Characterization of one-to-one conformal mapping from unit disc onto a square

I'm trying to solve the following exercise from Rudin's Real & Complex Analysis, chapter 14 exercise 22.

Suppose $f$ is a one-to-one conformal mapping of $U$ onto a square with center at $0$, and $f(0) = 0$. Prove that $f(iz) = if(z)$. If $f(z) = \sum c_n z^n$, prove that $c_n = 0$ unless $n - 1$ is a multiple of $4$. Generalize this: Replace the square by other simply connected regions with rotational symmetry.

The part about $c_n = 0$ is easy once the first part is proved. This is were I'm stuck. I suspect the generalization will become easier once I know how to prove the first part. Any help is appreciated.

Notes:

• This is not homework. I'm reading the text on my own.
• $U$ is the unit disc.
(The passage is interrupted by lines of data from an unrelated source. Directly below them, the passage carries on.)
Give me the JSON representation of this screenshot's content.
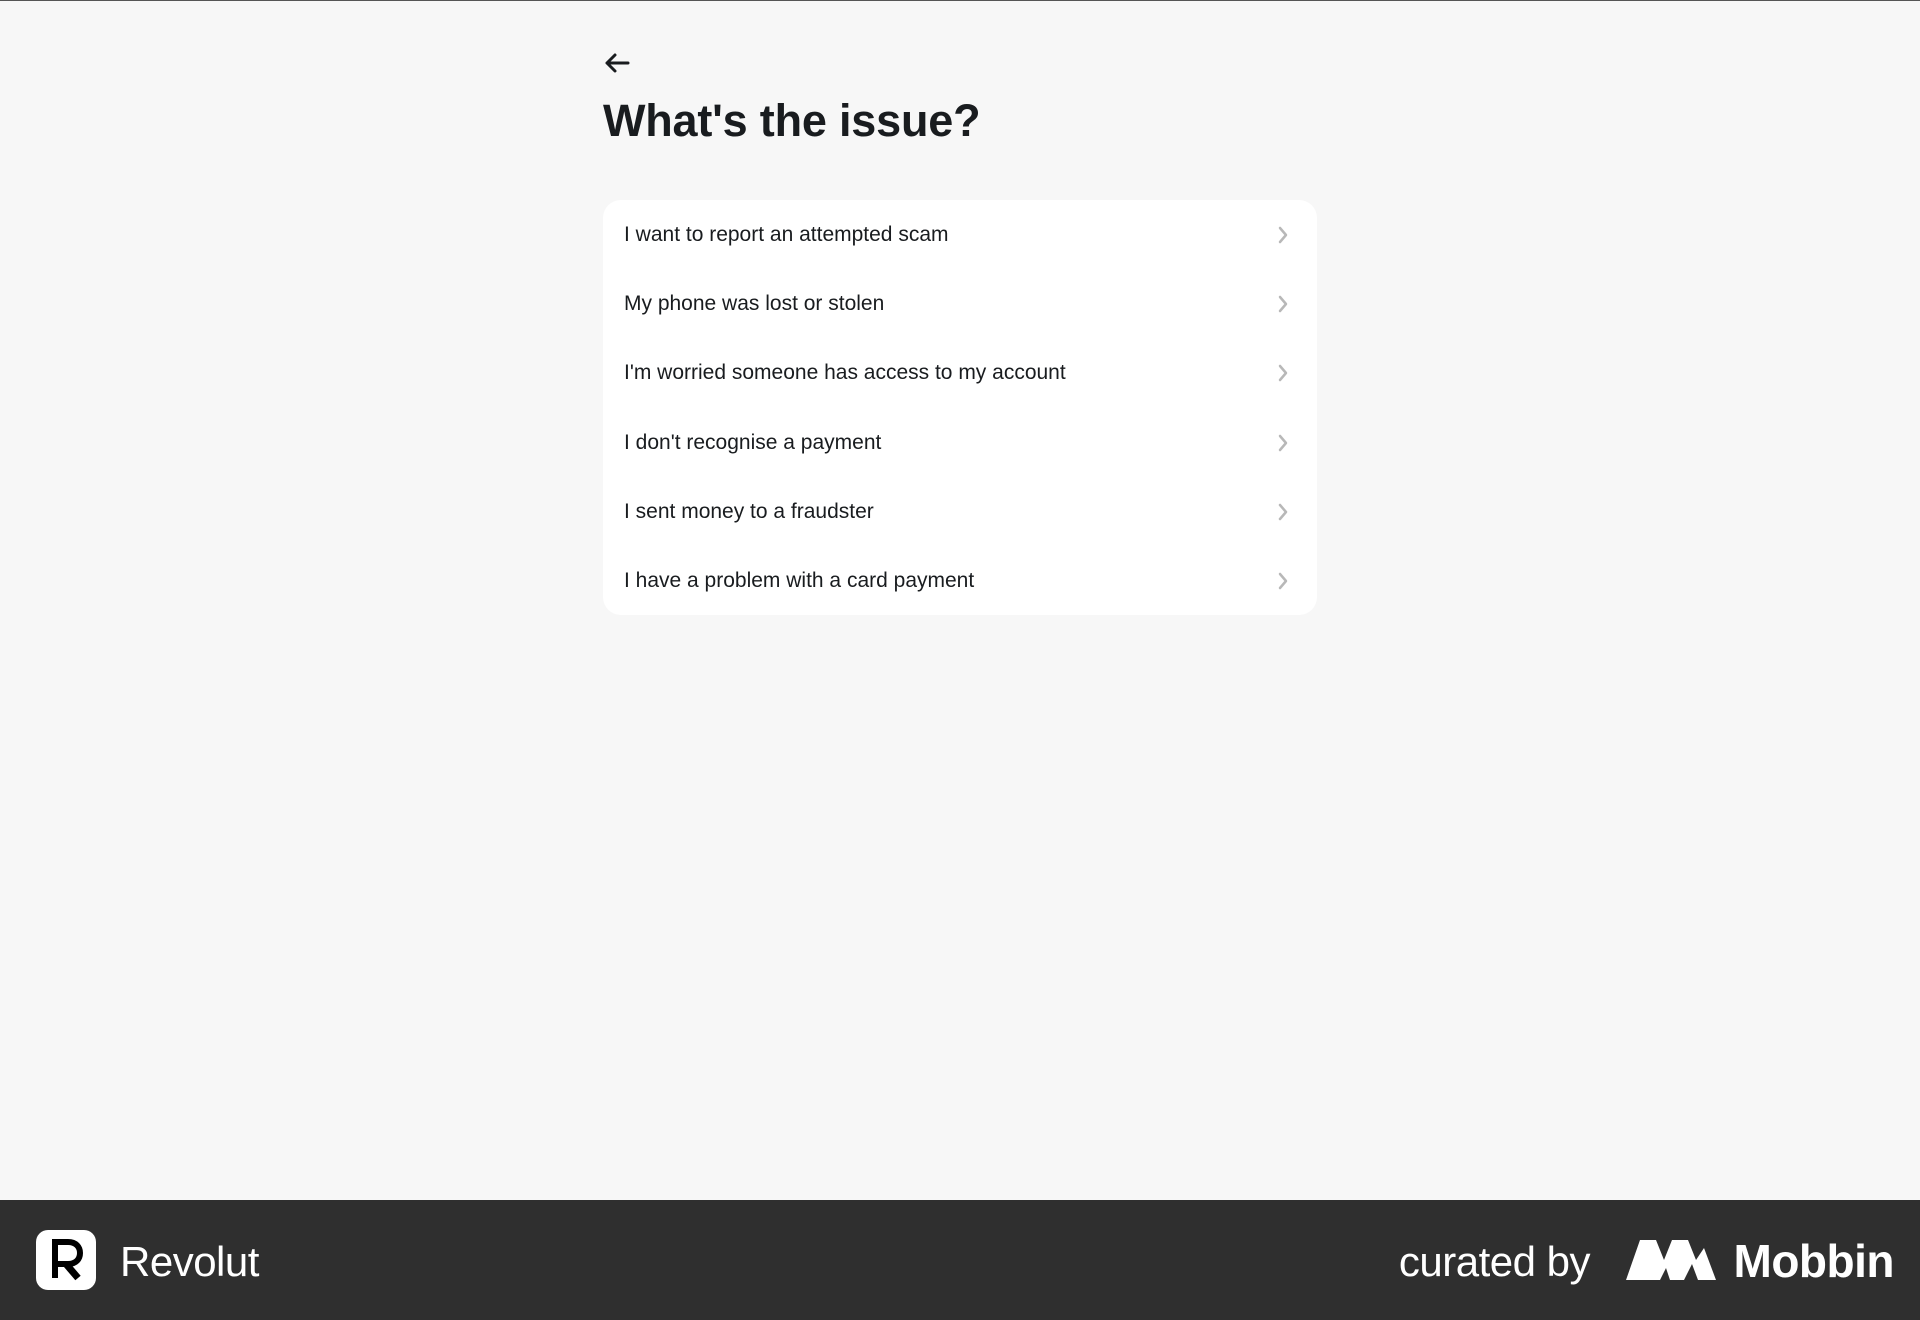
{
  "header": {
    "back_icon": "arrow-left-icon",
    "title": "What's the issue?"
  },
  "options": [
    {
      "label": "I want to report an attempted scam",
      "icon": "chevron-right-icon"
    },
    {
      "label": "My phone was lost or stolen",
      "icon": "chevron-right-icon"
    },
    {
      "label": "I'm worried someone has access to my account",
      "icon": "chevron-right-icon"
    },
    {
      "label": "I don't recognise a payment",
      "icon": "chevron-right-icon"
    },
    {
      "label": "I sent money to a fraudster",
      "icon": "chevron-right-icon"
    },
    {
      "label": "I have a problem with a card payment",
      "icon": "chevron-right-icon"
    }
  ],
  "footer": {
    "brand_name": "Revolut",
    "brand_icon": "revolut-logo-icon",
    "curated_by": "curated by",
    "curator_name": "Mobbin",
    "curator_icon": "mobbin-logo-icon"
  },
  "colors": {
    "background": "#f7f7f7",
    "card": "#ffffff",
    "text": "#191c1f",
    "chevron": "#b8b8b8",
    "footer": "#2f2f2f"
  }
}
Hint: $g(z)=f^{-1}(if(z))$ is a conformal 1-1 map from $U$ onto itself fixing the origin. Try playing a little with this or something similar.
• This yields that $f^{-1}(if(z))=\lambda z$ for some constant $|\lambda|=1$. How do we show $\lambda = i$? – user122916 Dec 5 '14 at 10:03
• @mrf I'm sorry, I still don't understand why the second equality hold, it is equivalent to $if(z)=f(iz)$, since f is 1-1? – Kira Yamato Dec 11 '14 at 13:01